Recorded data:
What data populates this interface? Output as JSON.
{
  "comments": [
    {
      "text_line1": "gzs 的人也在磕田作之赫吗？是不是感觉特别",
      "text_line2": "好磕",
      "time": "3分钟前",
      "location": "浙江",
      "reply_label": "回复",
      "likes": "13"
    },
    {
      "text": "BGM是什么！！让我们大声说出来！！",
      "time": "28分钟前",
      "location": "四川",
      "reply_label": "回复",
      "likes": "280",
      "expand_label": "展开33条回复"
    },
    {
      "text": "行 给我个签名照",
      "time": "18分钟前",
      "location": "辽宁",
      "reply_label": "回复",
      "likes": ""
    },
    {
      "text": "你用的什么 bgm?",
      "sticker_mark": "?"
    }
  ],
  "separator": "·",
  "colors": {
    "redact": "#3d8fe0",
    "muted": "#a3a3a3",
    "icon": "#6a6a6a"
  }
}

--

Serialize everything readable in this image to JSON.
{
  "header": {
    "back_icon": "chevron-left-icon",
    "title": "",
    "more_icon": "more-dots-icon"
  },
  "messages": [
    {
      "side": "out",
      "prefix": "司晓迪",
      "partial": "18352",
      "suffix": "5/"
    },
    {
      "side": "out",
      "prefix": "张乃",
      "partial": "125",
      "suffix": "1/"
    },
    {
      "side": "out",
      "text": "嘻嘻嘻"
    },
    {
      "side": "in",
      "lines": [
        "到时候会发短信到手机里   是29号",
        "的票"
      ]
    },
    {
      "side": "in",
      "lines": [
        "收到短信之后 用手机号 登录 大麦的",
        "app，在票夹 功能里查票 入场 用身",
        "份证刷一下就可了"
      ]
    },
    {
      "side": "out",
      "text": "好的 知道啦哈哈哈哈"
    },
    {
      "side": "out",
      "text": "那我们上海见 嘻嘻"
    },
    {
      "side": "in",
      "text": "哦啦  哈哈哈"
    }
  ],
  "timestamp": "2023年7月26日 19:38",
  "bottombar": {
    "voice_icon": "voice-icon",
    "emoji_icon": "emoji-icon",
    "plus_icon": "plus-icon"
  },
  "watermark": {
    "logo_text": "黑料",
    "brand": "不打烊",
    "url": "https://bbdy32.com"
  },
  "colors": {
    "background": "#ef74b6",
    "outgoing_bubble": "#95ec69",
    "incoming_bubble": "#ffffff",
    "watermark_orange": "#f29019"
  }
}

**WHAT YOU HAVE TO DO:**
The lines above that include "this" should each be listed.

**RESULT:**
What data populates this interface? Output as JSON.
Serialize everything readable in this image to JSON.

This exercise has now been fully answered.